Element data from apps and pages:
****************************************
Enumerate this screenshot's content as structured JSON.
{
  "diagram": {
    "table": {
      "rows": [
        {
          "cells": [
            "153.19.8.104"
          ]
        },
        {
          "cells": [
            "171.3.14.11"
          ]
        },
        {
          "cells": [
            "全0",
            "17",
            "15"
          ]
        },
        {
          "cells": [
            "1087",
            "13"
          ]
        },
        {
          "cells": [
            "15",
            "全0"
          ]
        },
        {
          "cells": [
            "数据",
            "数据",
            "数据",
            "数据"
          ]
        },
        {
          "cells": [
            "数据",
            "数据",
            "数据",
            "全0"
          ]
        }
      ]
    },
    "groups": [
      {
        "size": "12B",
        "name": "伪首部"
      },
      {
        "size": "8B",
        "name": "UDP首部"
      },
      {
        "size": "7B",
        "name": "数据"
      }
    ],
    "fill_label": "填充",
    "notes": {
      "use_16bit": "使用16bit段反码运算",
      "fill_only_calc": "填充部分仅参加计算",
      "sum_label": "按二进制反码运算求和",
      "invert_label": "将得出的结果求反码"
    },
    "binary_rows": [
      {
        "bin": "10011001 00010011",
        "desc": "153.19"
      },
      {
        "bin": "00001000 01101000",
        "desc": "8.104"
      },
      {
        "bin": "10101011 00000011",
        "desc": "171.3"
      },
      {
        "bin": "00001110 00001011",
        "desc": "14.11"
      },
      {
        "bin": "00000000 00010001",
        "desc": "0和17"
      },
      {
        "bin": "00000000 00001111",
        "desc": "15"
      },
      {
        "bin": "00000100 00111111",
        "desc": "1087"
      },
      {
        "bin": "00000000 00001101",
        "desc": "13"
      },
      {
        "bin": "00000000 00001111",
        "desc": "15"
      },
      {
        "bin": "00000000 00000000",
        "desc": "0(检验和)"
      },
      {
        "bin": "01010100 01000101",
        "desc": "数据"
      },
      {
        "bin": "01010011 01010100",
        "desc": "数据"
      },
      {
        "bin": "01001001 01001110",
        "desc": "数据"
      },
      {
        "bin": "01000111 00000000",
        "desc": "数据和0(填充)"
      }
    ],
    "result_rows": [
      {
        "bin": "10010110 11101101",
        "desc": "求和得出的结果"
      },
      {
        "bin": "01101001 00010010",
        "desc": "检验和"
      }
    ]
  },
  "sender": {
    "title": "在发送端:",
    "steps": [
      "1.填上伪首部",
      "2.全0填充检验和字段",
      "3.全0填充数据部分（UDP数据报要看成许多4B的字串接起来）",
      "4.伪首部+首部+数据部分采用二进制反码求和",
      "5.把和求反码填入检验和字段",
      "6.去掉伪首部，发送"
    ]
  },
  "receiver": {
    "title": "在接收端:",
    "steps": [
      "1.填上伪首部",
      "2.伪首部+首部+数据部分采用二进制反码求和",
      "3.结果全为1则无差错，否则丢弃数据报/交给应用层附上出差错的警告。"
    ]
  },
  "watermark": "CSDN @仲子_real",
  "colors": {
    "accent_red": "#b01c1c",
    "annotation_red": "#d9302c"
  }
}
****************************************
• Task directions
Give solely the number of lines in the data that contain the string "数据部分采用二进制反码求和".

• Finished exercise
2